:: Task objective ::
Return a copy of every line in the data below that contains "name".

Entries from a dataset of interfaces:
::::::
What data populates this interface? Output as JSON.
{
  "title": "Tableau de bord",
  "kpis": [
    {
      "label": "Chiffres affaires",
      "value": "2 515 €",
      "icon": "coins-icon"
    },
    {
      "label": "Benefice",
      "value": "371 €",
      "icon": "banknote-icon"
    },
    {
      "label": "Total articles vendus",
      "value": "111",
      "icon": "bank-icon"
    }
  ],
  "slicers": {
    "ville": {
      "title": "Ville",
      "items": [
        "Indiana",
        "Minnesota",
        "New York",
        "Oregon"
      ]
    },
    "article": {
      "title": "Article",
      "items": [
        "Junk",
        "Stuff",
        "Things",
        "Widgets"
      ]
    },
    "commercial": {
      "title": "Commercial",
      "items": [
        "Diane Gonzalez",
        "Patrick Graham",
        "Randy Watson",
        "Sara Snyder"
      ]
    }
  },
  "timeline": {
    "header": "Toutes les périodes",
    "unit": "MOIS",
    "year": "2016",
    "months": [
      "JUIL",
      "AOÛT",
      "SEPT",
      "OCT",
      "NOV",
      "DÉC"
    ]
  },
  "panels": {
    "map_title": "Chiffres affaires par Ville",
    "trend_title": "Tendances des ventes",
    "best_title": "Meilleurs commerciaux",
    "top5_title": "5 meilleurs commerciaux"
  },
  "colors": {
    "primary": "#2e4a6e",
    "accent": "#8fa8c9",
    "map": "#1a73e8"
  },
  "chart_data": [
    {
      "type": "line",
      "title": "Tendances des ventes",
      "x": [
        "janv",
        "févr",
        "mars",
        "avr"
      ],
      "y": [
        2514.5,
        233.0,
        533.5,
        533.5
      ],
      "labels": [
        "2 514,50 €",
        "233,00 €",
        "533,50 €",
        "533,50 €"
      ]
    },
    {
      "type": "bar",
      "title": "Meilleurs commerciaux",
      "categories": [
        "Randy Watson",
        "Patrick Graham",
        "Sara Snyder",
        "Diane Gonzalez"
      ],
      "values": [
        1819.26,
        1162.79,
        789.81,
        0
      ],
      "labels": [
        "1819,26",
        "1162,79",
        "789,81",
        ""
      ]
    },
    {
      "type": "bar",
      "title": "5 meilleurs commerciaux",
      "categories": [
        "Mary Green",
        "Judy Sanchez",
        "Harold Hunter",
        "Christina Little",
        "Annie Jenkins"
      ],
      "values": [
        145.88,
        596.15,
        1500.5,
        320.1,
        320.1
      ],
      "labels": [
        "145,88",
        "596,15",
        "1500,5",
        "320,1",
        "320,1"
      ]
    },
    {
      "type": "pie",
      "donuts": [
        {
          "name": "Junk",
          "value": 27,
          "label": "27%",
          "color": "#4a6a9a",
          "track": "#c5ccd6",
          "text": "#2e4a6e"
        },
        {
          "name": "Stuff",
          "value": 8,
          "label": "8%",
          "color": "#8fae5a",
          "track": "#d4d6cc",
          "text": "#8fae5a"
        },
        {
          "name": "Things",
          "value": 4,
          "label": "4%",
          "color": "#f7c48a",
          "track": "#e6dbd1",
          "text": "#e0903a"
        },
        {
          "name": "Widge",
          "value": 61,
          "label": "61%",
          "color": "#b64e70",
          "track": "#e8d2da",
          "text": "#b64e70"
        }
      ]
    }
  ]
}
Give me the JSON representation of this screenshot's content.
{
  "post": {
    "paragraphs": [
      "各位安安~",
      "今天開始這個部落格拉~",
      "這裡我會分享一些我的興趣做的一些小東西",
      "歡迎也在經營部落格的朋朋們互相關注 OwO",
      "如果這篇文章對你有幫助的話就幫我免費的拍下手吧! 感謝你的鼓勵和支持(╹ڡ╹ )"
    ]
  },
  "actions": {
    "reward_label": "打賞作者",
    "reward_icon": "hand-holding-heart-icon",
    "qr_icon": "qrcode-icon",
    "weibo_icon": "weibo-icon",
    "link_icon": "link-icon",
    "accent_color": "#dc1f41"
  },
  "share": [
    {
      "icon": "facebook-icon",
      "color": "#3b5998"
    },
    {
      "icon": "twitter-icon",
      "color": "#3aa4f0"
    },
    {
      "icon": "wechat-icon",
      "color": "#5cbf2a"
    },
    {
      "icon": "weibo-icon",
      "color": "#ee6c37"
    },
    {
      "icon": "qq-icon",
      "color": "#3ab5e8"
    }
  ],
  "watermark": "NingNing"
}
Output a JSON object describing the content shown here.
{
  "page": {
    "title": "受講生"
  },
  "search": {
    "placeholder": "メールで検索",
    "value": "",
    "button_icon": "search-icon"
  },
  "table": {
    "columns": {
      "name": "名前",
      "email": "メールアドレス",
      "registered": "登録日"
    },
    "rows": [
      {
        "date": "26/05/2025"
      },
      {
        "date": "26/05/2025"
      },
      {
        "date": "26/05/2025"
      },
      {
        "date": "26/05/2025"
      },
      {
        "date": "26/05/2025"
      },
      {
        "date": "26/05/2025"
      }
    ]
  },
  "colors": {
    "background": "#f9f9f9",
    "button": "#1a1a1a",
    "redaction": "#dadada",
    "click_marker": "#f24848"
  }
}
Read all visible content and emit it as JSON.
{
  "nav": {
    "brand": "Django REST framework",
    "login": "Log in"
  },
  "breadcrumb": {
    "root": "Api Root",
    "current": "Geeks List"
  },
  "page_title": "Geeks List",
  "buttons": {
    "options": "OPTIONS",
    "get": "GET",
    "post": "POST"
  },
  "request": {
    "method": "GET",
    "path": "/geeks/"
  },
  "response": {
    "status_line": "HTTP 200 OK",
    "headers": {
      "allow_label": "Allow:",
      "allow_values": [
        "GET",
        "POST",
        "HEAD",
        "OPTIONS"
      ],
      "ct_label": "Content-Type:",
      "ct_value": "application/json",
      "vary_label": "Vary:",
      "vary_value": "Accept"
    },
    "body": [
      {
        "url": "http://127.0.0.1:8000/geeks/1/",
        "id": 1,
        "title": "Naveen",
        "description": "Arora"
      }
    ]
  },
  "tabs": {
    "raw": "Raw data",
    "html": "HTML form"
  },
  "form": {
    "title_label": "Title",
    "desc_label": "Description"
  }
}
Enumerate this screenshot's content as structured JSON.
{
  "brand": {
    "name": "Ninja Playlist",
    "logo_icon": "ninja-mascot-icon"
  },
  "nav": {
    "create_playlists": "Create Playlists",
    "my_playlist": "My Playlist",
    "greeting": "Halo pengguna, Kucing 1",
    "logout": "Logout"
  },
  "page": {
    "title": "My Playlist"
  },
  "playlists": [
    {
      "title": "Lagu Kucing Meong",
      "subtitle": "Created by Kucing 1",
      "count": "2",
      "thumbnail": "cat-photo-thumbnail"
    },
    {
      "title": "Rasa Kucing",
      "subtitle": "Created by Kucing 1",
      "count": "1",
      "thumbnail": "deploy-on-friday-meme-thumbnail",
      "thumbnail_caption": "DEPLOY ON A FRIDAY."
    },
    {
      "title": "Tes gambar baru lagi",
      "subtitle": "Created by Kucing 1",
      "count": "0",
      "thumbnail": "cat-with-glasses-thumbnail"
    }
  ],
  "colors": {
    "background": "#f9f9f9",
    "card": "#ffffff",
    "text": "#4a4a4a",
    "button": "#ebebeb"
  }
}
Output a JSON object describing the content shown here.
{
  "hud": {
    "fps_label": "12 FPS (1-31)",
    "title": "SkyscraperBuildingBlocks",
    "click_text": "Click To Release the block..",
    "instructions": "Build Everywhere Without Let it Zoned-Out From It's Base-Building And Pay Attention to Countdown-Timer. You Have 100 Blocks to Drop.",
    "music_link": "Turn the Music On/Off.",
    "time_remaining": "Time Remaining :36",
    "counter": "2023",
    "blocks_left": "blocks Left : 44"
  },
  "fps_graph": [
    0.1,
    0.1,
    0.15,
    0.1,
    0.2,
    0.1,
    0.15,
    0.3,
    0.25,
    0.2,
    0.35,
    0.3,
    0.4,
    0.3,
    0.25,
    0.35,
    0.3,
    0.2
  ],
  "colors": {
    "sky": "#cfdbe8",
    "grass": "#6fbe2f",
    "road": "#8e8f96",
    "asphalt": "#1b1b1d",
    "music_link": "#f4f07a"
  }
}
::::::
:: Solution to this exercise ::
          "name": "Junk",
          "name": "Stuff",
          "name": "Things",
          "name": "Widge",
      "name": "名前",
    "name": "Ninja Playlist",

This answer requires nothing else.